God knows all truth. His actions are in accordance with the expansion of truth, life and liberty. He has mastered the art of life, and He never acts outside of the bounds of rightful liberty. God’s respect for our liberty shows us that He is more interested in who we become, rather than completing a checklist of do’s and don’ts.19 God is omnipotent, and, if He wanted to, He could make us exist and die as lifeless beings, never doing anything wrong, without having the opportunity for pain or joy to learn and grow. But God has much bigger plans for us than to simply exist. He desires for us to consciously choose to live and be free—to love truth, life and liberty and to master them as He has. He desires for us to become like Himself. Our becoming something more is of greater importance than our immediate comfort. Therefore, we can suppose that the sufferings of this world are incomparable to the joy of who we will become from the experience.20 (Romans 8:18)

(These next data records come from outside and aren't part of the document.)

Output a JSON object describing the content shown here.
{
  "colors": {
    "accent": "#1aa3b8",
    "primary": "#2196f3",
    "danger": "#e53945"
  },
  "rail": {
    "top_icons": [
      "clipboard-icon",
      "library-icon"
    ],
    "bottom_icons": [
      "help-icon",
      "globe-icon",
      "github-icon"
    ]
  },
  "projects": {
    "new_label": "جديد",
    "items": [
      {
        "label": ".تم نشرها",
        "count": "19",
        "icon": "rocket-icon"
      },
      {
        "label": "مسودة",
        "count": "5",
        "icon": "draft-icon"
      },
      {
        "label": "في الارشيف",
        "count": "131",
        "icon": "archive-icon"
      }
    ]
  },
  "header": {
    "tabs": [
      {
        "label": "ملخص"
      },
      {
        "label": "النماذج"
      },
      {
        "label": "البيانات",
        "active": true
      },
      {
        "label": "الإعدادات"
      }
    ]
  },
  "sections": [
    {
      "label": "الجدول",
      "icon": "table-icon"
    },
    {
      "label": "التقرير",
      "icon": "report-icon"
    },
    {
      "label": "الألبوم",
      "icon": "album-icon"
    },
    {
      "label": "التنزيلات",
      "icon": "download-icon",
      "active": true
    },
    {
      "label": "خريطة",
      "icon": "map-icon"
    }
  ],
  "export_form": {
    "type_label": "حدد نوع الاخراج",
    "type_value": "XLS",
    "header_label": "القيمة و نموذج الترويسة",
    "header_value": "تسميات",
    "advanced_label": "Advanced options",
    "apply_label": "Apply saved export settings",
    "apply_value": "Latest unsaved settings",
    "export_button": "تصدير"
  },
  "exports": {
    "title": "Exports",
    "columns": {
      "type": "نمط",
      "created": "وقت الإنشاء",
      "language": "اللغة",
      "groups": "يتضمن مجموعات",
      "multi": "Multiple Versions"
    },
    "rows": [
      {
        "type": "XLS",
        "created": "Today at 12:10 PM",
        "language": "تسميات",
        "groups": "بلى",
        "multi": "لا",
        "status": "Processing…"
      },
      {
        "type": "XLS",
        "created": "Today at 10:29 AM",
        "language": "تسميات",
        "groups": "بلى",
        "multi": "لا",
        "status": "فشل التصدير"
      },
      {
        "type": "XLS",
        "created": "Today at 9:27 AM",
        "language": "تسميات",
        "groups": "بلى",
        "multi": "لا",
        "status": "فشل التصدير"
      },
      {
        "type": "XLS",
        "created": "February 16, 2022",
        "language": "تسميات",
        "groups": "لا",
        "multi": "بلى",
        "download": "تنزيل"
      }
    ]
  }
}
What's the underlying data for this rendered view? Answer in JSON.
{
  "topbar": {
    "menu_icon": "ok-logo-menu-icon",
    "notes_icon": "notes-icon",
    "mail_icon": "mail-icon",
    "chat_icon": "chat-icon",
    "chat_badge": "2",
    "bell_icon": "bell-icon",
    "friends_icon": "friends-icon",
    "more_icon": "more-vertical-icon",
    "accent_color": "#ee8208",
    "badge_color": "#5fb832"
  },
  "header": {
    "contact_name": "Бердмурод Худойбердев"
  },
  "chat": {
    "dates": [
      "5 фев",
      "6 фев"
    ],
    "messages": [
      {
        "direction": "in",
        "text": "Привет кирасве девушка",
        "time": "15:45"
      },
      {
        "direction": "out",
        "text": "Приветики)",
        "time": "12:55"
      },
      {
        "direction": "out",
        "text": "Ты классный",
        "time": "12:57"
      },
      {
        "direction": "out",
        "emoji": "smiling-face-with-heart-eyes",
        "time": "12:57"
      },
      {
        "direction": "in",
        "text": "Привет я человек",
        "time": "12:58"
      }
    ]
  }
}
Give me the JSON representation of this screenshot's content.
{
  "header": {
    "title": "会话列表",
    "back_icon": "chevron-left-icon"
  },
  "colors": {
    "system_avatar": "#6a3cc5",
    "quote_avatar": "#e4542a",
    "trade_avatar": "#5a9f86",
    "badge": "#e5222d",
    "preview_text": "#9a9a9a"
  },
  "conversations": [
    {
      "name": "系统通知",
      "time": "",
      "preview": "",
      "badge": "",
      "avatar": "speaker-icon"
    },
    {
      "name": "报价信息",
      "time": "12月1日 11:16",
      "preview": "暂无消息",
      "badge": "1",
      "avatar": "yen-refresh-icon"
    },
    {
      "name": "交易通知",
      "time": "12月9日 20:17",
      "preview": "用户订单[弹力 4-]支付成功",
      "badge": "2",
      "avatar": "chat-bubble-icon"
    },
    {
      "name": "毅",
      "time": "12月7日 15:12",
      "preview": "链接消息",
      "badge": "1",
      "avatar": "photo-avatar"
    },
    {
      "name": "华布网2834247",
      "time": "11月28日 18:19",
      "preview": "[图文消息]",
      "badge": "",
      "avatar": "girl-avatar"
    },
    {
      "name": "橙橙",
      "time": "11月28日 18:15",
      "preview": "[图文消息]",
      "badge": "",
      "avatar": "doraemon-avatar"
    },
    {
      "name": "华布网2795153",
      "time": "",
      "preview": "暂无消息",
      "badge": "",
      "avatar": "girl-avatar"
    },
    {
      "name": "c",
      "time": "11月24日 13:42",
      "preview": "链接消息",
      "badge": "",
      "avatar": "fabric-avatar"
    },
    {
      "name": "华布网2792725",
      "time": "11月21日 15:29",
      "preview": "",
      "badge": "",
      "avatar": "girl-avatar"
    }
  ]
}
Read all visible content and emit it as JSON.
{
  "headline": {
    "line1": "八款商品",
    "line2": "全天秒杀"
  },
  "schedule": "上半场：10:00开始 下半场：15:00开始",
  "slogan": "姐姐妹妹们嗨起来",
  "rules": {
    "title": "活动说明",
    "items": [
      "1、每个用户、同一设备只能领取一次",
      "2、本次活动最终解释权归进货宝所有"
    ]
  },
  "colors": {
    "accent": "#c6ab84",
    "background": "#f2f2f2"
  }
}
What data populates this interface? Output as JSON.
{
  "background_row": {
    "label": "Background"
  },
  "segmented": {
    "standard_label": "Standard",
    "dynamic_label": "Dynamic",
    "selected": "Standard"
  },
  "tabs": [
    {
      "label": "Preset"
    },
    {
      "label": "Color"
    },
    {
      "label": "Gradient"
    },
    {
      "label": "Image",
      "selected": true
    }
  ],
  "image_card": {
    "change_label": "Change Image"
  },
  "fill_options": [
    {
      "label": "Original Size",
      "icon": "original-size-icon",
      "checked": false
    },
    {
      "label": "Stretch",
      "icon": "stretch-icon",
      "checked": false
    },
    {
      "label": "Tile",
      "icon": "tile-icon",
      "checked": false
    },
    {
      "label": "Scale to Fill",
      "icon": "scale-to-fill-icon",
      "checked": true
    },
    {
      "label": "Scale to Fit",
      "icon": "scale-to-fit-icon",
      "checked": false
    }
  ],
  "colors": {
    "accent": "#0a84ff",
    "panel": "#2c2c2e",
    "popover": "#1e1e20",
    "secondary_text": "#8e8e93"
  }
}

This investigation has shown that, like light, liberty is an infinite resource waiting to be unleashed. Each individual has complete control of the floodgates, for it only flows in one direction—from the inside out. Therefore, it cannot be forced from the outside inwards. Guns, tanks, bombs or any physical force cannot make someone free; only the truth, the will power to live by it, and the courage to share it.21,22 (John 8:32, 2 Corinthians 3:17)
1. Ezra Taft Benson, This Nation Shall Endure, published 1977
2. D. Todd Christofferson, Moral Agency, Devotional address 31 January 2006
4. Isaiah 28:10
5. D&C 93:27–28
6. Alma 12:9–12
8. D&C 29:36
9. D&C 121:46
10. D&C 88:40
11. George Washington, “Government is not reason, it is not eloquence, it is force; like fire, a troublesome servant and a fearful master.”
12. D&C 134:2
13. James Madison, Federalist No. 51
14. The declaration of independence, first sentence
15. D&C 134:5
16. Mosiah 4:29–30
17. 2 Nephi 2:27
18. 2 Nephi 2:11–12
19. “The Final Judgment is not just an evaluation of a sum total of good and evil acts—what we have done. It is an acknowledgment of the final effect of our acts and thoughts—what we have become. (Dallin H. Oaks, “The Challenge to Become,” Ensign, November 2000, 32; emphasis in original)
20. Romans 8:18
21. John 8:32